What you are asked to do: Since only the total matters, count the lines of these entries containing the word "JSON" and write that total alone.
___ Data ___
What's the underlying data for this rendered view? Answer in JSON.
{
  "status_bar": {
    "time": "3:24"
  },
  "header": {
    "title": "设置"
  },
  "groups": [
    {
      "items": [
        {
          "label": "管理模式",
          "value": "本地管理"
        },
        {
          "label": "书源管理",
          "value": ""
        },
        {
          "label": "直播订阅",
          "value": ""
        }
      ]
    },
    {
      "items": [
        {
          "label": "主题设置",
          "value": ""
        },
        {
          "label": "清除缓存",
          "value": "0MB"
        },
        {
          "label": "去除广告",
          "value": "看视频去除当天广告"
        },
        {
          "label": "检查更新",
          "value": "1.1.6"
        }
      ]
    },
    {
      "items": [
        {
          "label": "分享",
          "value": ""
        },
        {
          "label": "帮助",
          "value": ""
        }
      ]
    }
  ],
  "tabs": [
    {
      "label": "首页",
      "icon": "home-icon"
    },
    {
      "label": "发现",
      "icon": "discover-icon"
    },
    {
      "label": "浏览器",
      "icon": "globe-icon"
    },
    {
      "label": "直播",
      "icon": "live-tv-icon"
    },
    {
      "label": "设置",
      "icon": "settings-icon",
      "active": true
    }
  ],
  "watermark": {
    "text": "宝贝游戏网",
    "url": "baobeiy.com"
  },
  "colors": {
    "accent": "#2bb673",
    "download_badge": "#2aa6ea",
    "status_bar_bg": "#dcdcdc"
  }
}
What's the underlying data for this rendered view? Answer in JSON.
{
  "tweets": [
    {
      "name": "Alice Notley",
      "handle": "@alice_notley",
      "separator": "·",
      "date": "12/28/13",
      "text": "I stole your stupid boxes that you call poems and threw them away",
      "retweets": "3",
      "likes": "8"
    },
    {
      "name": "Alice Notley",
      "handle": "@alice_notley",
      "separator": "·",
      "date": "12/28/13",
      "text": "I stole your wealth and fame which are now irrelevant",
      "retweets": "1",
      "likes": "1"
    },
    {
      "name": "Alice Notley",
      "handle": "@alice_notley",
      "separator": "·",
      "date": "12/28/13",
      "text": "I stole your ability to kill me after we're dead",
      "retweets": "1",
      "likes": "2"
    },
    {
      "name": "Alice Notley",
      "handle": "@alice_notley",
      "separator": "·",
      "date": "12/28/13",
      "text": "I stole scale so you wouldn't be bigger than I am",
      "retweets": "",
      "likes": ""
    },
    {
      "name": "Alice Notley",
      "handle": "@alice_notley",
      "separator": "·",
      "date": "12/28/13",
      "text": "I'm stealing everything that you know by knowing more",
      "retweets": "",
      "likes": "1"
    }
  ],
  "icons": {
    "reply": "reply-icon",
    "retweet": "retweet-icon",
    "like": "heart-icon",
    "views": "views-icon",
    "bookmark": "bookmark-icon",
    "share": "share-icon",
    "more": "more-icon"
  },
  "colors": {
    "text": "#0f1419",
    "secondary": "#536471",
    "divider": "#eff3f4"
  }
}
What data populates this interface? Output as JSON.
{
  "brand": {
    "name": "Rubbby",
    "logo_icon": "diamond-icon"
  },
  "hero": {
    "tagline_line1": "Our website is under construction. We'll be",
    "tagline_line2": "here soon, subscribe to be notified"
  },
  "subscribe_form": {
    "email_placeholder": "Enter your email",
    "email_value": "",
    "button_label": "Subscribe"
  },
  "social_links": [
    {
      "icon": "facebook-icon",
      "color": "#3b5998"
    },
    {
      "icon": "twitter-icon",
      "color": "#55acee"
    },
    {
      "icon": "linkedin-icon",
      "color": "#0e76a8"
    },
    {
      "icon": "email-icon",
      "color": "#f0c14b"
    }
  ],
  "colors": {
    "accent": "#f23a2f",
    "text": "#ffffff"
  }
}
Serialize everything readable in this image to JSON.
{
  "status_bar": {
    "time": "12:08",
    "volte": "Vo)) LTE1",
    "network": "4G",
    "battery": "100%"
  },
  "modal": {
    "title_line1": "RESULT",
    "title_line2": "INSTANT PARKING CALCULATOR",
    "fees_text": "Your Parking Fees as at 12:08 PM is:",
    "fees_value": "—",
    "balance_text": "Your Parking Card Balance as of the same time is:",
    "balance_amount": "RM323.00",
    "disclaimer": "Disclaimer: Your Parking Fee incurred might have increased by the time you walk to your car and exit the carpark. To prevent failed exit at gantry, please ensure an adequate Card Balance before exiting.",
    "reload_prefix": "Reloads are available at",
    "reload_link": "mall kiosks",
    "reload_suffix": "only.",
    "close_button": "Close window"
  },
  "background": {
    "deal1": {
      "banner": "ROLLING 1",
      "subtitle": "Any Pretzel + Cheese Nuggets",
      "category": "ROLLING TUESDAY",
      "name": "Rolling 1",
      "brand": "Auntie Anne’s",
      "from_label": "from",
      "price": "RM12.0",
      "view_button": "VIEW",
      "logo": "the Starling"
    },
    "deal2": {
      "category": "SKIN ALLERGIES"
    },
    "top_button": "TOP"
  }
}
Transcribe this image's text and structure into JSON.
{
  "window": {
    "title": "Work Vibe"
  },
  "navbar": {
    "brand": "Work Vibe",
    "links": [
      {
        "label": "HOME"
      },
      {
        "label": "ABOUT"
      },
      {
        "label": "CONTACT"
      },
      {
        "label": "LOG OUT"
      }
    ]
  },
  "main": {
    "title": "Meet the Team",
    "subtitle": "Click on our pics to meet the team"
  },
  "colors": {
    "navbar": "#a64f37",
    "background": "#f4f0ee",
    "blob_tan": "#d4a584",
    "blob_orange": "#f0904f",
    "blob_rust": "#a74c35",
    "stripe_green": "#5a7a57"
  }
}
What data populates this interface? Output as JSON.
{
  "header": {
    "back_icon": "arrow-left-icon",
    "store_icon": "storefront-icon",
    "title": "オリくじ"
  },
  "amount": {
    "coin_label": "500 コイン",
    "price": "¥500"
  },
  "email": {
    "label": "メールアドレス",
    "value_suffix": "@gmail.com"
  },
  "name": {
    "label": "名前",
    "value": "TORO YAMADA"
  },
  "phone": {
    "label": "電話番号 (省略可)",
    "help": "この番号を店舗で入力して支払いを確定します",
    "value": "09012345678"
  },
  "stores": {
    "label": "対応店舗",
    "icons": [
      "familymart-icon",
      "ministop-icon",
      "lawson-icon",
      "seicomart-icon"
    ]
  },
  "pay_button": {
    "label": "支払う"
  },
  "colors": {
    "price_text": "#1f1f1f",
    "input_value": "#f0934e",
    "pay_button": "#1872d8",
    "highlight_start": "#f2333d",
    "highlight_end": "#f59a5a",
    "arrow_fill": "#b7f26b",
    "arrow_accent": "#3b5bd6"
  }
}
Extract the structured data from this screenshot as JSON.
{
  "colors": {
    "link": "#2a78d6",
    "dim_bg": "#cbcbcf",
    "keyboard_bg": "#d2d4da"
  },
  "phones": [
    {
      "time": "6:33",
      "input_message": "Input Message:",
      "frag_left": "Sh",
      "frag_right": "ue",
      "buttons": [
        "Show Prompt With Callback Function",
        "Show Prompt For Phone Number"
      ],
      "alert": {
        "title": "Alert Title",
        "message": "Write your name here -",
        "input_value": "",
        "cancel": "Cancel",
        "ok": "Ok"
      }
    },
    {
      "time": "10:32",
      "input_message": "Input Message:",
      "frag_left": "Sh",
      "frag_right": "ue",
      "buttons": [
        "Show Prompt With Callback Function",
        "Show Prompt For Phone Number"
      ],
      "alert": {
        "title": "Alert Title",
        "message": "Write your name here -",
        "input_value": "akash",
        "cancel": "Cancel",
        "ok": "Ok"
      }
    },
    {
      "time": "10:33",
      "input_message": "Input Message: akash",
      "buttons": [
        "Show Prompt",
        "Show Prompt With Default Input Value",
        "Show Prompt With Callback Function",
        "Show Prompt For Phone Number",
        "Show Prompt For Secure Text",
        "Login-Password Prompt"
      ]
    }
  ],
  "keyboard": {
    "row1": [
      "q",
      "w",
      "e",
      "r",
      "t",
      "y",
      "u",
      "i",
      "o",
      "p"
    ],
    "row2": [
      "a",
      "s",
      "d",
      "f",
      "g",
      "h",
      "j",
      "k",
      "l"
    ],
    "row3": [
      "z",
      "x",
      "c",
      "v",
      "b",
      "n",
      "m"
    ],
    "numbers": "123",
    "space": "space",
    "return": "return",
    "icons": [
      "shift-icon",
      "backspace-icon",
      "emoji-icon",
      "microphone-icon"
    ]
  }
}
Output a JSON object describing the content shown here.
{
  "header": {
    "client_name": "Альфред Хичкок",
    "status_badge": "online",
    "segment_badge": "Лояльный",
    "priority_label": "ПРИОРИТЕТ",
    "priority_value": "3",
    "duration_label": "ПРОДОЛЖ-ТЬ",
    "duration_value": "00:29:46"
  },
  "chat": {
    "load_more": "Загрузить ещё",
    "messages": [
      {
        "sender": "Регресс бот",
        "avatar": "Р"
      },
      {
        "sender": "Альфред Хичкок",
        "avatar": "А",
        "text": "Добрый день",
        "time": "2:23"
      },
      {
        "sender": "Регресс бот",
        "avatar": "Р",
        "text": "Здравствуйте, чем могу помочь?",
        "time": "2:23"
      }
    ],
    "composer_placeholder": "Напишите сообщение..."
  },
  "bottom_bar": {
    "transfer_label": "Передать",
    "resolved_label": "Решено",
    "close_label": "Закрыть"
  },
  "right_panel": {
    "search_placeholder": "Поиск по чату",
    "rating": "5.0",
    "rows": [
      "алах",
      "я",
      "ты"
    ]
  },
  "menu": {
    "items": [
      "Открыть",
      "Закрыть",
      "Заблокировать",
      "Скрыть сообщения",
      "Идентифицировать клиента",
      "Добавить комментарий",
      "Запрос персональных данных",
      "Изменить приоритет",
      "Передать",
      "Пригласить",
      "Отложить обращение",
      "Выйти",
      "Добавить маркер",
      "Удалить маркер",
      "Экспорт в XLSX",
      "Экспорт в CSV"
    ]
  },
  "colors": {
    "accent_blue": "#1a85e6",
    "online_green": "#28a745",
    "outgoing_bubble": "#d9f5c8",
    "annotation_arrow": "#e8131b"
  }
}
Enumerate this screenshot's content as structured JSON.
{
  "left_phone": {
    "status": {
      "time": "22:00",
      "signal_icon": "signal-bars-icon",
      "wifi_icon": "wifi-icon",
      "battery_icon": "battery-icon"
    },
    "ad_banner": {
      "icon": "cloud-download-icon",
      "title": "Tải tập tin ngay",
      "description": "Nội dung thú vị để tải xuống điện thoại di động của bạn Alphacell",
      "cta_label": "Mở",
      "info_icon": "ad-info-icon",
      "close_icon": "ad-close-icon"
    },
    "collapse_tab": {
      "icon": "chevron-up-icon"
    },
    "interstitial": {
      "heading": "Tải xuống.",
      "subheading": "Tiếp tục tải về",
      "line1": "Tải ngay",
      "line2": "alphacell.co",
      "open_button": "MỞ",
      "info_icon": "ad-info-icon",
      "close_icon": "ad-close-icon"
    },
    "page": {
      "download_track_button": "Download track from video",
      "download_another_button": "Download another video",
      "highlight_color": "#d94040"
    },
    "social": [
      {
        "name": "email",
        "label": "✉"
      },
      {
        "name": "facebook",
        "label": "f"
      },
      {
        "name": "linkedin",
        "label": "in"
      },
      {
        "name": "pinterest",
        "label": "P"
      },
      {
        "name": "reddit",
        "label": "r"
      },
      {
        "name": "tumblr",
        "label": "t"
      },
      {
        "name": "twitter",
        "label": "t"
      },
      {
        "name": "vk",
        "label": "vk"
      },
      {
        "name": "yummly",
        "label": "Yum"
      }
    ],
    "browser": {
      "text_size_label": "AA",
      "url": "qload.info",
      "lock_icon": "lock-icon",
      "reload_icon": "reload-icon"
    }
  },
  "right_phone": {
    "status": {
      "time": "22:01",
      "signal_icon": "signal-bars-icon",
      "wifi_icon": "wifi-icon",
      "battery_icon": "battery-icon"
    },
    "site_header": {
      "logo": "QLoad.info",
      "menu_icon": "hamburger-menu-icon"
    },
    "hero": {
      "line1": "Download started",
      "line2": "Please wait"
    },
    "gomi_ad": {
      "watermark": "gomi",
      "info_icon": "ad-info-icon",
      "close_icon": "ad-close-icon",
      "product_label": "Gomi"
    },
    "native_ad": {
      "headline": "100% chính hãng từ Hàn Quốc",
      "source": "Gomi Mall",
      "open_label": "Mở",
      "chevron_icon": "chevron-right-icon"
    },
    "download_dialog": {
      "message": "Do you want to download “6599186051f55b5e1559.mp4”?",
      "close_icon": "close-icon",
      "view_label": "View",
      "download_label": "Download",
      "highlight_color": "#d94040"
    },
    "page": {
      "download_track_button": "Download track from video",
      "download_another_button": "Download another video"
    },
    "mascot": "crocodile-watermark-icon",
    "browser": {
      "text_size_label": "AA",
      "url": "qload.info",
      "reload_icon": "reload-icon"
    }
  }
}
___
Output of the exercise: 9